Data for processing
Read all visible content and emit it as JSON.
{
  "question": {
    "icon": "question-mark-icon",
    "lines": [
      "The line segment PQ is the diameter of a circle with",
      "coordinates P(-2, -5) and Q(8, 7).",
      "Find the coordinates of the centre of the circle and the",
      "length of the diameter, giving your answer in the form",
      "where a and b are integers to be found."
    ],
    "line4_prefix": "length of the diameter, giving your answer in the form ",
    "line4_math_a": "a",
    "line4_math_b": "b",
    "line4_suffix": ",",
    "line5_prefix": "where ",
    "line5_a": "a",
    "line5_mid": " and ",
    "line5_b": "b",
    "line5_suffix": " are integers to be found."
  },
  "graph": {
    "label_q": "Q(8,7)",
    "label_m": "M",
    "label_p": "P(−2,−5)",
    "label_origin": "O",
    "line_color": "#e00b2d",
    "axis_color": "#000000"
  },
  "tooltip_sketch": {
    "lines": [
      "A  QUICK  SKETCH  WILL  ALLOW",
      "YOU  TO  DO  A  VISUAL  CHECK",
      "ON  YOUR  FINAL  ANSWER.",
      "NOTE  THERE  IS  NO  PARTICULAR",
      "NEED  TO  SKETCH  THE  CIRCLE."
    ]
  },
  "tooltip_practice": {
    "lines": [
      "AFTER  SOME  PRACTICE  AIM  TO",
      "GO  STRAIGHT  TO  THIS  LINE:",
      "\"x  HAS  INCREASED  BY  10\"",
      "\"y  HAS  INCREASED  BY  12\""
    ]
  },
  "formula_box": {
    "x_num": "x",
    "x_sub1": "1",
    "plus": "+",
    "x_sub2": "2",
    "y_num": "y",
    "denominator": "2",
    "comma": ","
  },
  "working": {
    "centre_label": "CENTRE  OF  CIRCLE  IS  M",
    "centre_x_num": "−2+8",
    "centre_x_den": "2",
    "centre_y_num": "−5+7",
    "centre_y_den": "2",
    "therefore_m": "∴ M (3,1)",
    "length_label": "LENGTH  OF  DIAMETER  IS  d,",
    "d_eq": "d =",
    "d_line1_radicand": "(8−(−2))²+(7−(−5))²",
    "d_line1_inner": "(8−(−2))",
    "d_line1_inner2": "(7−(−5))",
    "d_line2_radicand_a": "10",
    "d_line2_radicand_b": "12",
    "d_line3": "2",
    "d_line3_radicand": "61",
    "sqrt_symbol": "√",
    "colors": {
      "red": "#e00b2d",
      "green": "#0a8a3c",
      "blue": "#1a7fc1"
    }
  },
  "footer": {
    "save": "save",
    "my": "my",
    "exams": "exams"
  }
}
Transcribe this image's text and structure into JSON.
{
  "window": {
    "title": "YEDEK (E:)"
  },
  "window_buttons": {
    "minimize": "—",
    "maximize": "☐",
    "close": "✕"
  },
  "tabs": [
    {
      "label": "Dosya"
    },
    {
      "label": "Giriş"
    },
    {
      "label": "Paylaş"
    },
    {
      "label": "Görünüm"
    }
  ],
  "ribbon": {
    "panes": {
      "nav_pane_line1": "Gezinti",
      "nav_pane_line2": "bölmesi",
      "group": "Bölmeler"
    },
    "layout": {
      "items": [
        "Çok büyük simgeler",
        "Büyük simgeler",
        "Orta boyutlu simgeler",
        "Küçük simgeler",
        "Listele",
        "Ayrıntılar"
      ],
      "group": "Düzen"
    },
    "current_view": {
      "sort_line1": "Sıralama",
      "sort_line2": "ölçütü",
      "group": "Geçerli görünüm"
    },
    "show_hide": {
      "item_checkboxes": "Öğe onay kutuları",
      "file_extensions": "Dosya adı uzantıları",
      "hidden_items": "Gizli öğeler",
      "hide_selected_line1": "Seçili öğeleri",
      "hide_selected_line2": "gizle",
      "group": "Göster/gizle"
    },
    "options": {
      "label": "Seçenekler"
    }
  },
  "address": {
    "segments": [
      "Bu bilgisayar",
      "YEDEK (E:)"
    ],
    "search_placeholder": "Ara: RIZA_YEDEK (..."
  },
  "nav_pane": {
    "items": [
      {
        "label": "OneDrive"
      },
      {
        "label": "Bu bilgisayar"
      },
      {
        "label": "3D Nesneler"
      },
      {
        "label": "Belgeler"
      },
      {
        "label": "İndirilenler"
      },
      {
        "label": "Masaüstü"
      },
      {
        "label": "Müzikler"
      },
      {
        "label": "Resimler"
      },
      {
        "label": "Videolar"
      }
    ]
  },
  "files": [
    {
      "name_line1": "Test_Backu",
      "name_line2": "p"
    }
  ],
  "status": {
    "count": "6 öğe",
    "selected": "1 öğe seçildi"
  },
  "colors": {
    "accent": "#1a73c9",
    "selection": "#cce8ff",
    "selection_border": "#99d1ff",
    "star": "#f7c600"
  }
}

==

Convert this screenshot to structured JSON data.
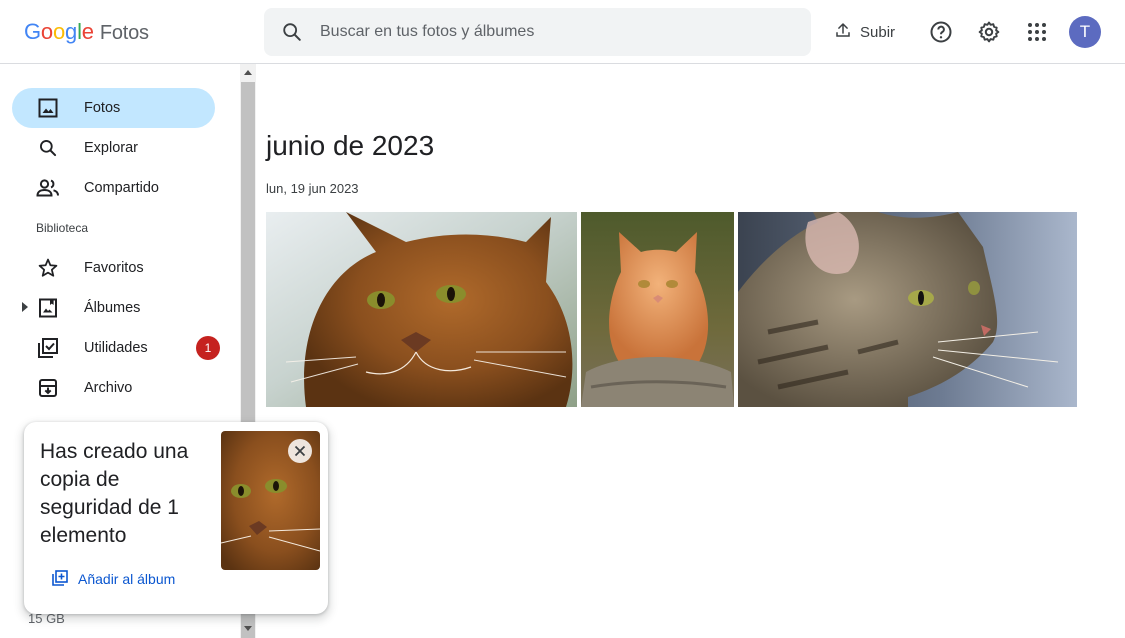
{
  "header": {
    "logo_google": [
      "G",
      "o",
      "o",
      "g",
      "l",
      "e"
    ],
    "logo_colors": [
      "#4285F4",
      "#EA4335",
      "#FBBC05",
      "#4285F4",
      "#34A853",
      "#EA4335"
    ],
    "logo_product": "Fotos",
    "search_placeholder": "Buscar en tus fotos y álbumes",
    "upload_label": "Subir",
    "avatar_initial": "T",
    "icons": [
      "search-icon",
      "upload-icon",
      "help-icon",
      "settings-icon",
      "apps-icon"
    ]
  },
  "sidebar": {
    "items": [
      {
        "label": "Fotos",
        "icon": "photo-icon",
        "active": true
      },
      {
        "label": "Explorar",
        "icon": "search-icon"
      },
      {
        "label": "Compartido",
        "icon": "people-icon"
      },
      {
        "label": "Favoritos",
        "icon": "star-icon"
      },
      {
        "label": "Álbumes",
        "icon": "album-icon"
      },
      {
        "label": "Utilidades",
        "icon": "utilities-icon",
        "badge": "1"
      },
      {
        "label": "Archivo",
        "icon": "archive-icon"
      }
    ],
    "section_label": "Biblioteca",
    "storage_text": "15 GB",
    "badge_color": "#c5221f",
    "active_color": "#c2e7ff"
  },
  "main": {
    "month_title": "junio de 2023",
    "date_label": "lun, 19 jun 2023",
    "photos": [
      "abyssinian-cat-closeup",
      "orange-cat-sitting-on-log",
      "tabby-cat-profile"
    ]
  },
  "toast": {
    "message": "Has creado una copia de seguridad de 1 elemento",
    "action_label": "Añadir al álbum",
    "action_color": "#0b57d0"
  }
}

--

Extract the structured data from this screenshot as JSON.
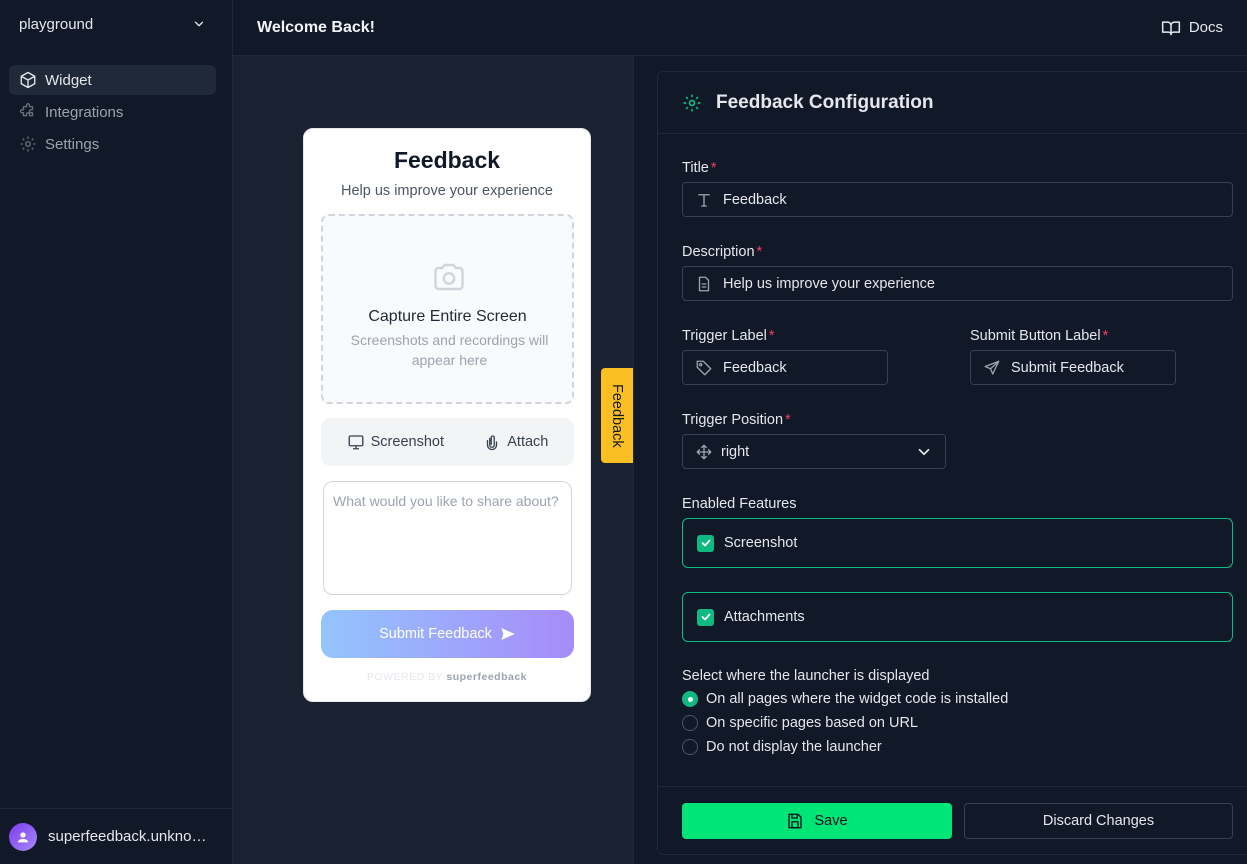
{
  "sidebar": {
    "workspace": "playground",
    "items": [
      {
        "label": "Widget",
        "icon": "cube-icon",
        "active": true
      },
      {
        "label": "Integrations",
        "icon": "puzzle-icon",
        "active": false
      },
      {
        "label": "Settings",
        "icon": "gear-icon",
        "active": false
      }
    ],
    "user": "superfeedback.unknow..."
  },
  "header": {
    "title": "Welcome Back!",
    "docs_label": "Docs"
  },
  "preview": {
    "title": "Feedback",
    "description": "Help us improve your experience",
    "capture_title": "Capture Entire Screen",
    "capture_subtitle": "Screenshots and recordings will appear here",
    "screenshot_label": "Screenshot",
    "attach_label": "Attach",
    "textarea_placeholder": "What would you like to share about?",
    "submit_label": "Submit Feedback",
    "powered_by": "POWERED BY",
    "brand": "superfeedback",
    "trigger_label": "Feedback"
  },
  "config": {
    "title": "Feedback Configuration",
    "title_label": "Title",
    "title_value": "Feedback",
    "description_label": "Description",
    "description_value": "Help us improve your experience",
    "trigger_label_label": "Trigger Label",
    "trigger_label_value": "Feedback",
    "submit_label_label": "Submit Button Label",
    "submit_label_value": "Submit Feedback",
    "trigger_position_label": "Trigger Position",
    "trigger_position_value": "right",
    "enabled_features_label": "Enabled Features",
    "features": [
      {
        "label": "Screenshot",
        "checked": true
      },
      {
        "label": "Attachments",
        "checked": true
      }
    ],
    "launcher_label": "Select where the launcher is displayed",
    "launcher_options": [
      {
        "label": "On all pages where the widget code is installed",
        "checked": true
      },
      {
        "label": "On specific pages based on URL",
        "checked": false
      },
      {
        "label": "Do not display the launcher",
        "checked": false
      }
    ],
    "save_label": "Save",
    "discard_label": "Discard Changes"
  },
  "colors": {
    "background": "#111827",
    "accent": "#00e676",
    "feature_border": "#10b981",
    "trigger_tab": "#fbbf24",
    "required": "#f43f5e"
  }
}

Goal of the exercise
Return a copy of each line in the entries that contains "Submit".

Task response
    "submit_label": "Submit Feedback",
    "submit_label_label": "Submit Button Label",
    "submit_label_value": "Submit Feedback",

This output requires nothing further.